Using the records below, count the lines with "Highway" in them. Give the number only.
[DATA EXTRACT — start]
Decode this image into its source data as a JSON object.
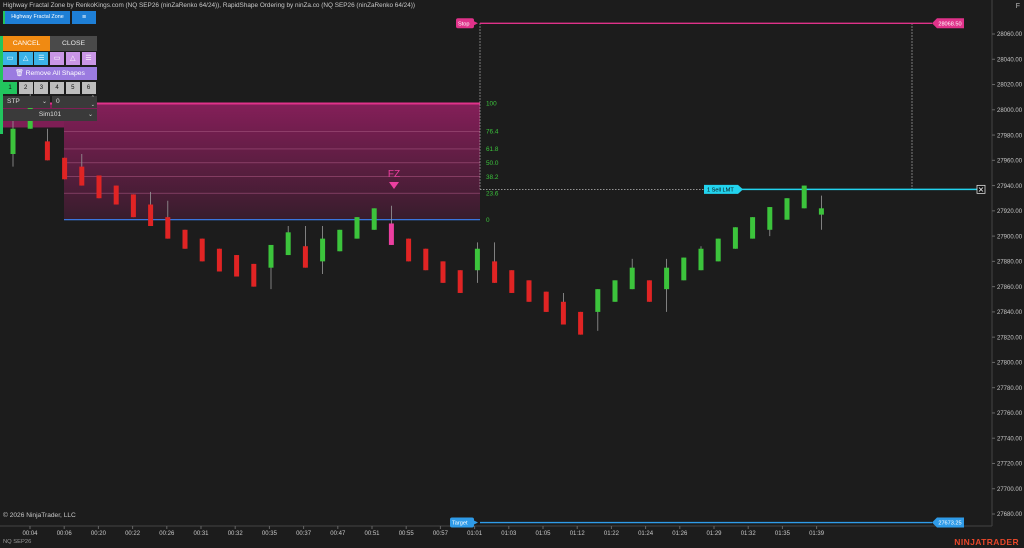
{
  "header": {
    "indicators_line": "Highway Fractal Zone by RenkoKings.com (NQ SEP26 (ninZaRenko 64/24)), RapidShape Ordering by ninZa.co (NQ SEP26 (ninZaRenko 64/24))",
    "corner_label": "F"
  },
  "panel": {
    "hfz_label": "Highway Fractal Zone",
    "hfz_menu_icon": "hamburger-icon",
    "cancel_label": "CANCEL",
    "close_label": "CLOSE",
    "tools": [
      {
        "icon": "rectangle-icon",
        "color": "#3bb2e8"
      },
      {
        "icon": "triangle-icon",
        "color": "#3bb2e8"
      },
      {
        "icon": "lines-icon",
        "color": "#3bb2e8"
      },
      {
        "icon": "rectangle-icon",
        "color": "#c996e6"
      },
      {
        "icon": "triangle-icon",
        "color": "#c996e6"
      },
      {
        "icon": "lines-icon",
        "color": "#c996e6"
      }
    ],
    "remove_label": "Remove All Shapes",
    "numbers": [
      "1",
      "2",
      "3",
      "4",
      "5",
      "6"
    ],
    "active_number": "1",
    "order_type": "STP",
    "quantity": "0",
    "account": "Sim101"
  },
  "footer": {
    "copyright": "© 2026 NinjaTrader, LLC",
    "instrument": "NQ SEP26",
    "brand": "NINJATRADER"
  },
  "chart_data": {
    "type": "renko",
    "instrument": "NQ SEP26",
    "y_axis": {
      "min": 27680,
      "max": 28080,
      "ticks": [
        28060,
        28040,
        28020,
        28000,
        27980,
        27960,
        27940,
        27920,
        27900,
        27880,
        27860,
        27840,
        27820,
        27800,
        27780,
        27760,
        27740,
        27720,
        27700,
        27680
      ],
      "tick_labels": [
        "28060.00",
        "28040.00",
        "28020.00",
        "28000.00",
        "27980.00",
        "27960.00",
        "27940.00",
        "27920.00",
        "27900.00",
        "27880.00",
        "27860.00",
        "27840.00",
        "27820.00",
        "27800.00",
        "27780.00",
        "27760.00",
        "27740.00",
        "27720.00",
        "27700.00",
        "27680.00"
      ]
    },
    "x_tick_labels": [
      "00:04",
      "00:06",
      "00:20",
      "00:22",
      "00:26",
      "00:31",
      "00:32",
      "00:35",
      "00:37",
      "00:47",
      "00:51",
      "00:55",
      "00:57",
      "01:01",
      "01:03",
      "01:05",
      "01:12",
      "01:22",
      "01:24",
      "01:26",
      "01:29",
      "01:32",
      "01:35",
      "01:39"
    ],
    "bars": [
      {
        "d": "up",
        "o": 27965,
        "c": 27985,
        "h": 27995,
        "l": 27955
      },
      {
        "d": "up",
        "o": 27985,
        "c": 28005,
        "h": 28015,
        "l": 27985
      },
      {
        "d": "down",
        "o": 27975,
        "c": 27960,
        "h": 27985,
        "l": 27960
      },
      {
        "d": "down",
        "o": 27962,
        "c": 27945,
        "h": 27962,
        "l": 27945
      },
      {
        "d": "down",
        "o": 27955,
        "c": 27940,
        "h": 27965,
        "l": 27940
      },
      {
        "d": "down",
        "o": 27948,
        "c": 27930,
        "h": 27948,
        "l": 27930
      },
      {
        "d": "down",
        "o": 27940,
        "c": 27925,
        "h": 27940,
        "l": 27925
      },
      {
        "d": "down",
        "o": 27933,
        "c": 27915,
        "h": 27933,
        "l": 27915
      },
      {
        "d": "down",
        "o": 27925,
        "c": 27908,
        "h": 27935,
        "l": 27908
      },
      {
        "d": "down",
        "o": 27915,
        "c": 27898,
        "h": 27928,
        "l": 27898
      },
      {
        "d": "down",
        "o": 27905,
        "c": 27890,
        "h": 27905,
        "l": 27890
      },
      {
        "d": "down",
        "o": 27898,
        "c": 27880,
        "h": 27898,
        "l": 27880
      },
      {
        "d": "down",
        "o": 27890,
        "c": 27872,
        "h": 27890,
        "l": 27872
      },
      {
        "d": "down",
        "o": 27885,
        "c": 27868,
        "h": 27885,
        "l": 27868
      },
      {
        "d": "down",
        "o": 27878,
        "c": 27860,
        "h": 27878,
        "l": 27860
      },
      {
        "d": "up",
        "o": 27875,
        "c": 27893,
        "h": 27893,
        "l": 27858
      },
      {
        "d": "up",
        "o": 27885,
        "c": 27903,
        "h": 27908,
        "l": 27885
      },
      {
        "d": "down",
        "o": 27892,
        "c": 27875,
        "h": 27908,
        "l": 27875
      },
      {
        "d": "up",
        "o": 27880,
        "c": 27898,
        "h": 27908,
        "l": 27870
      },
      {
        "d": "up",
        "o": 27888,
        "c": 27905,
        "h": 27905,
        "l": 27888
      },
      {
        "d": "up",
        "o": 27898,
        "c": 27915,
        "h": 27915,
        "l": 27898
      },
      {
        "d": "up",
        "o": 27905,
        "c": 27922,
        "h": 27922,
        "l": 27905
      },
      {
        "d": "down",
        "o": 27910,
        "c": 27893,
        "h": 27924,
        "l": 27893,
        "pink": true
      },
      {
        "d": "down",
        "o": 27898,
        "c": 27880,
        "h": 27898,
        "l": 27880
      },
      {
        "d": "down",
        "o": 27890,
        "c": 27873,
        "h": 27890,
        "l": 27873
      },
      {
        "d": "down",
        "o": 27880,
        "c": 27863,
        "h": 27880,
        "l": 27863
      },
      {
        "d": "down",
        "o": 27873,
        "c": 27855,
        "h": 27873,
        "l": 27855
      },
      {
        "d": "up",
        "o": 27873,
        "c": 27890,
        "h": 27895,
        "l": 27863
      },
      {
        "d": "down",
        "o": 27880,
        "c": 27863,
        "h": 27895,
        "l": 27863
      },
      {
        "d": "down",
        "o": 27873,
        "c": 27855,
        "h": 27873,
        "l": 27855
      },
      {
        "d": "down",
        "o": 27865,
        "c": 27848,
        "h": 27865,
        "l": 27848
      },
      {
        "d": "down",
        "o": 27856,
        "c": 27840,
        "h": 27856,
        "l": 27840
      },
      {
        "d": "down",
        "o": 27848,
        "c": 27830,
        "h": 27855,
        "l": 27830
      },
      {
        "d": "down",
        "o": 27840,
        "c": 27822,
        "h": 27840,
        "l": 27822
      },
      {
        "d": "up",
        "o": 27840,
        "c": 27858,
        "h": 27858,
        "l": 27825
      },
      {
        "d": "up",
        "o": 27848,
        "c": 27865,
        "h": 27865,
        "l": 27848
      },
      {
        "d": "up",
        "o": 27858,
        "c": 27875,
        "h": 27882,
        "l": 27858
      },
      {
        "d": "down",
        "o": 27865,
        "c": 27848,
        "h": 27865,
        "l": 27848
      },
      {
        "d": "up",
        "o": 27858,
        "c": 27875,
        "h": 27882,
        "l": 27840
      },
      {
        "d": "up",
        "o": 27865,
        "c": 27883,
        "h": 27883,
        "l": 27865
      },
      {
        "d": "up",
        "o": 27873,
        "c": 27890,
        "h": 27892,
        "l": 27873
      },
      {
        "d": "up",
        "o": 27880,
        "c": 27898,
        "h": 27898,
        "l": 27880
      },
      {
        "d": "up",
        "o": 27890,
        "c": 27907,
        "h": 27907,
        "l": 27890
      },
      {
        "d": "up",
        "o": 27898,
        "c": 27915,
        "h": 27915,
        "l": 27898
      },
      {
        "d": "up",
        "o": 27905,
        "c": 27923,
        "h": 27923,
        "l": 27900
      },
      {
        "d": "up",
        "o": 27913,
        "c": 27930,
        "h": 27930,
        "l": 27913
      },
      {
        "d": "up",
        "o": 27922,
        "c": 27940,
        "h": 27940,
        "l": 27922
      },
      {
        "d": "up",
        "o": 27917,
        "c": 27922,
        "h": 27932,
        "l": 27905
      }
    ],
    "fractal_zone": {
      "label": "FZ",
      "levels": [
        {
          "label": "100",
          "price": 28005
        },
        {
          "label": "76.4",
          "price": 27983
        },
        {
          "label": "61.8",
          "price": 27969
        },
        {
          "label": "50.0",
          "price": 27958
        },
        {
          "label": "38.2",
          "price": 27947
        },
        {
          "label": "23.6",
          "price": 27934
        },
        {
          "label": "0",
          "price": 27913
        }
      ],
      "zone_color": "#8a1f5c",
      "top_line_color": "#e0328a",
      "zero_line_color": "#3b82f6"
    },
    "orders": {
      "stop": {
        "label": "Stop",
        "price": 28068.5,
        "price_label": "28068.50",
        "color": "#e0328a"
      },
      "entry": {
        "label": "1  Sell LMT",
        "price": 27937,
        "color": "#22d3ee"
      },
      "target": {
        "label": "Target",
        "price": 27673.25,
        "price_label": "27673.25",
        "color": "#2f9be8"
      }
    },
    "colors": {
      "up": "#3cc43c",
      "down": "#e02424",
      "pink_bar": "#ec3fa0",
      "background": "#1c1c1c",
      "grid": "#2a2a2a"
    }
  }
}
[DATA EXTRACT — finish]
WRITTEN SOLUTION: 2